*RECORDS*.
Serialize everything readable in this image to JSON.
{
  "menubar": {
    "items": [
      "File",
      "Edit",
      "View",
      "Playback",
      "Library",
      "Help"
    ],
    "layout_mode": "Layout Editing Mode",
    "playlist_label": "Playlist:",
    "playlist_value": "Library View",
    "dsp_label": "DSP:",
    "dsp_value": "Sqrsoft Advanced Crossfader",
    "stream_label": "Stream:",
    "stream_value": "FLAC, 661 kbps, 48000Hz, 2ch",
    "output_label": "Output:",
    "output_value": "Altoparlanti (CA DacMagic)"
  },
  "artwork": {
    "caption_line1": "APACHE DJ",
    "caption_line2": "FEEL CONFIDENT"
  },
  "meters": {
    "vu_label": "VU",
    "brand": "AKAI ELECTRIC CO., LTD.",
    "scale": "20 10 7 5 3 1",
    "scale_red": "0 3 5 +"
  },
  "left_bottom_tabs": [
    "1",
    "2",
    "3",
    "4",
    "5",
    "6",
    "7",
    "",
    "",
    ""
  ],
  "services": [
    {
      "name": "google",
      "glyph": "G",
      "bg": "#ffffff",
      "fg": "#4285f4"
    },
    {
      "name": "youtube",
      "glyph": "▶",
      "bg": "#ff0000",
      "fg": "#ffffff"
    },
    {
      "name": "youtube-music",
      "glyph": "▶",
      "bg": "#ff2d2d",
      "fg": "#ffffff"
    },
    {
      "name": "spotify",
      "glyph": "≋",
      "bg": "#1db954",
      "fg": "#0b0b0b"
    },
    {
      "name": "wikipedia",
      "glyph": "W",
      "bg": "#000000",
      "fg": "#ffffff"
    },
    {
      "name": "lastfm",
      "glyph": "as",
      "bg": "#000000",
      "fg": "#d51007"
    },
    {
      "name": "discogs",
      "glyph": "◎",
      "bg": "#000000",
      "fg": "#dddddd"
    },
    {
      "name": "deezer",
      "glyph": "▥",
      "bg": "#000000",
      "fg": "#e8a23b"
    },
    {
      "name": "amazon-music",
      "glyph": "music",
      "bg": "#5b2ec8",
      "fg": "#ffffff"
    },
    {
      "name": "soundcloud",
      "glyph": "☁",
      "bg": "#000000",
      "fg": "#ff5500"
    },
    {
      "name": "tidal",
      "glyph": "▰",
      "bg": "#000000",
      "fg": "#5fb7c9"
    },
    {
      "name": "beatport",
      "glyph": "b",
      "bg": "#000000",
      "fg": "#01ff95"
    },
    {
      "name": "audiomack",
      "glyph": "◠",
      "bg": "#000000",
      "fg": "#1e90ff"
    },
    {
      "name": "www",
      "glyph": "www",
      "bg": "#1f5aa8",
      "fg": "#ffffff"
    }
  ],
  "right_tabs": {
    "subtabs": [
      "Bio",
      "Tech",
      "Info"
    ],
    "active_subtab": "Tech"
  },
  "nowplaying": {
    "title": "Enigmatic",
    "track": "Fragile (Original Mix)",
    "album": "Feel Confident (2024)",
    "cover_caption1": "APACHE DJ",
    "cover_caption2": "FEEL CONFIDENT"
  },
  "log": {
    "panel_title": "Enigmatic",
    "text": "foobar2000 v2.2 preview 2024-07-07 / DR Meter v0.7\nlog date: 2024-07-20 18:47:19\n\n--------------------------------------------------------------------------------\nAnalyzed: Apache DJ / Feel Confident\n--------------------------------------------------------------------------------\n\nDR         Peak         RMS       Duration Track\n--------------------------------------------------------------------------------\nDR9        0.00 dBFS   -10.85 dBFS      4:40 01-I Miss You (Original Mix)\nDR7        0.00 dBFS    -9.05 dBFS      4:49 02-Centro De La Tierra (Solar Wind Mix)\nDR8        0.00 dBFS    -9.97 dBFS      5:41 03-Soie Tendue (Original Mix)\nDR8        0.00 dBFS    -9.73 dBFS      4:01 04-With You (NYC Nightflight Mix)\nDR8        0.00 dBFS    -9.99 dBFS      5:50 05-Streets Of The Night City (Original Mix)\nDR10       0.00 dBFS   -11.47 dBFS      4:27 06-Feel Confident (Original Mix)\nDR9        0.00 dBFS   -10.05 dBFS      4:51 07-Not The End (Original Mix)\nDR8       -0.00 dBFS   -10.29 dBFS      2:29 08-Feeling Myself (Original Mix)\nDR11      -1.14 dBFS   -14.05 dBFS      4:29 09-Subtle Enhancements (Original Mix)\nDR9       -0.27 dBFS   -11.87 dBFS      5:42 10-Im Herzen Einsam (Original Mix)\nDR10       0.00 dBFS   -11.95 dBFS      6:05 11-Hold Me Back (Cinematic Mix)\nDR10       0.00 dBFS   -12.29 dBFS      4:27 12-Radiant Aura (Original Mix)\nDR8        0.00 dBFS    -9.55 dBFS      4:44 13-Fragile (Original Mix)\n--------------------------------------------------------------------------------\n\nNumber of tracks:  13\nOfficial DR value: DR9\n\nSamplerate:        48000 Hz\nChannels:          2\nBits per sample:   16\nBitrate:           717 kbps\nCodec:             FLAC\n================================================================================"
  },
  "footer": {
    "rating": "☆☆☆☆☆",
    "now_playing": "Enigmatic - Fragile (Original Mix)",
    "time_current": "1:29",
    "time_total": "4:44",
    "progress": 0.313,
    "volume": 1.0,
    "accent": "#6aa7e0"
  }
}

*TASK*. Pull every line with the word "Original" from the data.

*SOLUTION FOR THIS TASK*.
    "track": "Fragile (Original Mix)",
    "text": "foobar2000 v2.2 preview 2024-07-07 / DR Meter v0.7\nlog date: 2024-07-20 18:47:19\n\n--------------------------------------------------------------------------------\nAnalyzed: Apache DJ / Feel Confident\n--------------------------------------------------------------------------------\n\nDR         Peak         RMS       Duration Track\n--------------------------------------------------------------------------------\nDR9        0.00 dBFS   -10.85 dBFS      4:40 01-I Miss You (Original Mix)\nDR7        0.00 dBFS    -9.05 dBFS      4:49 02-Centro De La Tierra (Solar Wind Mix)\nDR8        0.00 dBFS    -9.97 dBFS      5:41 03-Soie Tendue (Original Mix)\nDR8        0.00 dBFS    -9.73 dBFS      4:01 04-With You (NYC Nightflight Mix)\nDR8        0.00 dBFS    -9.99 dBFS      5:50 05-Streets Of The Night City (Original Mix)\nDR10       0.00 dBFS   -11.47 dBFS      4:27 06-Feel Confident (Original Mix)\nDR9        0.00 dBFS   -10.05 dBFS      4:51 07-Not The End (Original Mix)\nDR8       -0.00 dBFS   -10.29 dBFS      2:29 08-Feeling Myself (Original Mix)\nDR11      -1.14 dBFS   -14.05 dBFS      4:29 09-Subtle Enhancements (Original Mix)\nDR9       -0.27 dBFS   -11.87 dBFS      5:42 10-Im Herzen Einsam (Original Mix)\nDR10       0.00 dBFS   -11.95 dBFS      6:05 11-Hold Me Back (Cinematic Mix)\nDR10       0.00 dBFS   -12.29 dBFS      4:27 12-Radiant Aura (Original Mix)\nDR8        0.00 dBFS    -9.55 dBFS      4:44 13-Fragile (Original Mix)\n--------------------------------------------------------------------------------\n\nNumber of tracks:  13\nOfficial DR value: DR9\n\nSamplerate:        48000 Hz\nChannels:          2\nBits per sample:   16\nBitrate:           717 kbps\nCodec:             FLAC\n================================================================================"
    "now_playing": "Enigmatic - Fragile (Original Mix)",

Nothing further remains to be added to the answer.